-- Work order --
What lines below mention the word "this"? Copy each one.

-- Recorded data --
____________________

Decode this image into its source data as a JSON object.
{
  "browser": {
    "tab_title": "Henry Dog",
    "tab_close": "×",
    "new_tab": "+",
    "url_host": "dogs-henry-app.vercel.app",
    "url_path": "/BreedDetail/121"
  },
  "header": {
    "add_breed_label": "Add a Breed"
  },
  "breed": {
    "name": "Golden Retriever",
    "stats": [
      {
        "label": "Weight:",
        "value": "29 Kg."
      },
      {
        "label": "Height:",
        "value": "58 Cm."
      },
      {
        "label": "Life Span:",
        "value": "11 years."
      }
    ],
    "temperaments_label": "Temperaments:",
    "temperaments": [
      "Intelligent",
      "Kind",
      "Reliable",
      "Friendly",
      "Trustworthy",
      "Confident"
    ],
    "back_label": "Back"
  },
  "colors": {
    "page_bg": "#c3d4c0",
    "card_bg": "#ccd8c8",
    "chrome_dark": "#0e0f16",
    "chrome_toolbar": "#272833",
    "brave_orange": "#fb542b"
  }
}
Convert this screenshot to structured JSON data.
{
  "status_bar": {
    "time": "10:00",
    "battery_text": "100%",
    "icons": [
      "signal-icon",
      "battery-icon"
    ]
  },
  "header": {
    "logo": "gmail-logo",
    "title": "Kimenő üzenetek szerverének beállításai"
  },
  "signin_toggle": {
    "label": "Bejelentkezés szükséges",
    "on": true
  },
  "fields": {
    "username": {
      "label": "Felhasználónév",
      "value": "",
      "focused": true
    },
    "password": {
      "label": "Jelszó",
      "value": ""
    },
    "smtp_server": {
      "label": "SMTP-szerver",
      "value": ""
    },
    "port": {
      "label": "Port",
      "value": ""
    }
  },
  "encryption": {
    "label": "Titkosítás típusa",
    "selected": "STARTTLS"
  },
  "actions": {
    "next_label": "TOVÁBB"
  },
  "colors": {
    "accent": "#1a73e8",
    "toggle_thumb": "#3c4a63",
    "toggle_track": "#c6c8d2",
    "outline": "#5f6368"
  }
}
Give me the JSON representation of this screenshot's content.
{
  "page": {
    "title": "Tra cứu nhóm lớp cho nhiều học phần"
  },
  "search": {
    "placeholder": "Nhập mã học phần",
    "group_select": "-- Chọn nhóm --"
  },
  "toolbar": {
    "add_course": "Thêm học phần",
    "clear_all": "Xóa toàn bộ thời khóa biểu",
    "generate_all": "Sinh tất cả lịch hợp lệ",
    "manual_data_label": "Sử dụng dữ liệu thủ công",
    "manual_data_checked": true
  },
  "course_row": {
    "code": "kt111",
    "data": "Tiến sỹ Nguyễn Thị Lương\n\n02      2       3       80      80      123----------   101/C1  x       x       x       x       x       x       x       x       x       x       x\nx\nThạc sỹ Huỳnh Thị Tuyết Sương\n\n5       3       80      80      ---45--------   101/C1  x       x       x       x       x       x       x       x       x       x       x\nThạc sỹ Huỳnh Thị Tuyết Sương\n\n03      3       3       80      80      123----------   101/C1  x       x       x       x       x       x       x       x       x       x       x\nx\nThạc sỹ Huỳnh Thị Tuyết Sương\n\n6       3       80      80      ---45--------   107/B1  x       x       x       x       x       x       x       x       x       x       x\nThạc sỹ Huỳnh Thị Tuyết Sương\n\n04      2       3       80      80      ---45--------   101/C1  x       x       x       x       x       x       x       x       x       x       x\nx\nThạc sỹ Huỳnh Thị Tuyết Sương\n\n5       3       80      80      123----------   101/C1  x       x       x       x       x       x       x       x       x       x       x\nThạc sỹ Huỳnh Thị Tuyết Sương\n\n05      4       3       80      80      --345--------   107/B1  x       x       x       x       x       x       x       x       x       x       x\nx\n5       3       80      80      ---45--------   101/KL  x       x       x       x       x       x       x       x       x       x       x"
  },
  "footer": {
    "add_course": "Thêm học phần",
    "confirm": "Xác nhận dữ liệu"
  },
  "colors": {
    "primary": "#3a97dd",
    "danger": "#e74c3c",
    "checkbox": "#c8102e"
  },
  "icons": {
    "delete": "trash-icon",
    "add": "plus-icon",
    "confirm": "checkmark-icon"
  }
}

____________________

-- Answer area --
Decode this image into its source data as a JSON object.
Convert this screenshot to structured JSON data.
Give me the JSON representation of this screenshot's content.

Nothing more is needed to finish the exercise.